*WHAT THE TASK ASKS*: Word for word, restate every line of the listing that follows.

┌─ STUDY MATERIAL

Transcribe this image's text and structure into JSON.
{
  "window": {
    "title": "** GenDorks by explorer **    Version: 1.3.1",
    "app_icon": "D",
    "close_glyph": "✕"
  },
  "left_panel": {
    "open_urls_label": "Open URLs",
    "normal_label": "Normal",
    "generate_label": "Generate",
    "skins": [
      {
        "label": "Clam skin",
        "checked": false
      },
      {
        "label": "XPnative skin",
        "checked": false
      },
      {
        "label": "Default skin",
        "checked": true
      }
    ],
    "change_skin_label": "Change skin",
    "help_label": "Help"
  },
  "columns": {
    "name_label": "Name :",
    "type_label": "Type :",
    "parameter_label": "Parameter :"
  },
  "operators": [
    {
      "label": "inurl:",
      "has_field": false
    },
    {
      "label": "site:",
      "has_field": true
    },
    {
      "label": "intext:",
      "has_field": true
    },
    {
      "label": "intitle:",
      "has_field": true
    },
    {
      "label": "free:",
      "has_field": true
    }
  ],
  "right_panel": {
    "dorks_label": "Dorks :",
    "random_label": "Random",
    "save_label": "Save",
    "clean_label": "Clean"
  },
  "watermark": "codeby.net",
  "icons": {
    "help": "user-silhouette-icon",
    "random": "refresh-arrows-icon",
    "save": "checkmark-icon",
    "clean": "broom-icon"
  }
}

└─

*REPLY*:
Transcribe this image's text and structure into JSON.
{
  "window": {
    "title": "** GenDorks by explorer **    Version: 1.3.1",
    "app_icon": "D",
    "close_glyph": "✕"
  },
  "left_panel": {
    "open_urls_label": "Open URLs",
    "normal_label": "Normal",
    "generate_label": "Generate",
    "skins": [
      {
        "label": "Clam skin",
        "checked": false
      },
      {
        "label": "XPnative skin",
        "checked": false
      },
      {
        "label": "Default skin",
        "checked": true
      }
    ],
    "change_skin_label": "Change skin",
    "help_label": "Help"
  },
  "columns": {
    "name_label": "Name :",
    "type_label": "Type :",
    "parameter_label": "Parameter :"
  },
  "operators": [
    {
      "label": "inurl:",
      "has_field": false
    },
    {
      "label": "site:",
      "has_field": true
    },
    {
      "label": "intext:",
      "has_field": true
    },
    {
      "label": "intitle:",
      "has_field": true
    },
    {
      "label": "free:",
      "has_field": true
    }
  ],
  "right_panel": {
    "dorks_label": "Dorks :",
    "random_label": "Random",
    "save_label": "Save",
    "clean_label": "Clean"
  },
  "watermark": "codeby.net",
  "icons": {
    "help": "user-silhouette-icon",
    "random": "refresh-arrows-icon",
    "save": "checkmark-icon",
    "clean": "broom-icon"
  }
}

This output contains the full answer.